The plea worked and proved to be financially advantageous to all involved. Hamilton cited a sold-out Fourth of July event at the Greensboro Coliseum that paired the two teams. The hooded duo had agreed to unmask if they were pinned or submitted two out of three falls in a one-hour match.
“We kept Weaver in the ring for 57 minutes,”said Hamilton. “He made the hot tag to Calhoun at the 57-minute mark and the crowd went wild.”Haystacks nailed both men with his belly bumps, slammed Renesto on the concrete floor and pinned him to win the first fall with less than three minutes remaining in the match.
“The people went insane,”said Hamilton. “We got a two-minute rest period, and I drug Tom back into the ring and raised his arm while I put my arm across the top rope. He was still prone, but he made the tag. I grabbed Tom, rolled him on to the apron and ran from Calhoun. When I kept asking the timekeeper how much time was left, the crowd was ready to jump me. We stalled until the time ran out. It took 36 cops locked arm in arm forming a V wedge to get us out of the ring and into the dressing room. We were hemmed up in the dressing room until 2 o’clock in the morning.”
Hamilton said the toughest team the duo ever worked was Lou Thesz and Danny Hodge.
“We sure earned our money going hour and 90-minute Broadways (draws) with those men. It was incredible. You better be in shape working with those two. When Thesz put that crooked head scissors on you…”
The two finally unmasked during the latter stages of their careers in an attempt to bolster the All-South promotion headed by Ann Gunkel following the death of husband Ray. Renesto was booking for the company, and it was embroiled in a fierce turf war with the NWA.

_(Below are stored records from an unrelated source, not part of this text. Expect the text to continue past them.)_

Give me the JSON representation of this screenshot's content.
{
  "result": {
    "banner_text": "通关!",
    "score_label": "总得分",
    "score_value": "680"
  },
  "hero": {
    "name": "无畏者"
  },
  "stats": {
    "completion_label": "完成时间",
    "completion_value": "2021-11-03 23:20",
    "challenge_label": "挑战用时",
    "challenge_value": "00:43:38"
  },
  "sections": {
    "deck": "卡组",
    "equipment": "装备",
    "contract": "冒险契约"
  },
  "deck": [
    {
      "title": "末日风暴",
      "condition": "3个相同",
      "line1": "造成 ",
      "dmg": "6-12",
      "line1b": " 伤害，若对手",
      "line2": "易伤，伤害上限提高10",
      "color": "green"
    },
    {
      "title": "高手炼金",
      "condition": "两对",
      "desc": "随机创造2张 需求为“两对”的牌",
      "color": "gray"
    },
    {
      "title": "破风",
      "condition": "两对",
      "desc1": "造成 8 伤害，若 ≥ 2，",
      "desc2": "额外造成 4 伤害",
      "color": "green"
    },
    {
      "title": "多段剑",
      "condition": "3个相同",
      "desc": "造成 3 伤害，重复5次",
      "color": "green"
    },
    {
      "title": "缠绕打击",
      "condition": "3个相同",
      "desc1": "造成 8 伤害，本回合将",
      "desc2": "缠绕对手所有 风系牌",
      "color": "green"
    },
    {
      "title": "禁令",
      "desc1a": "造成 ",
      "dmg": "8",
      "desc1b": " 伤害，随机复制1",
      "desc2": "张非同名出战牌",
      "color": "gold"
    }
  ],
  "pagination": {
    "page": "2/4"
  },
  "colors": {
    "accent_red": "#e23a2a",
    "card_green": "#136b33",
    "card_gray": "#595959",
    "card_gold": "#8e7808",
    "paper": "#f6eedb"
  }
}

“It kept Gunkel going,”said Hamilton. “I didn’t want to do it, but it gave the company a shot in the arm. The NWA had just about choked us out as far as talent. Tom’s decision to retire was predicated on the fact that he and I had always discussed that when it was no longer fun, it was time to get out. And when you get to be a certain age, because I went through it so I knew what Tom had gone through, the stuff that used to be fun to you becomes laborious. When it becomes a labor, it’s no longer fun. It’s not because you don’t want to do it, but your body doesn’t react to it like it used to, and it becomes very hard.”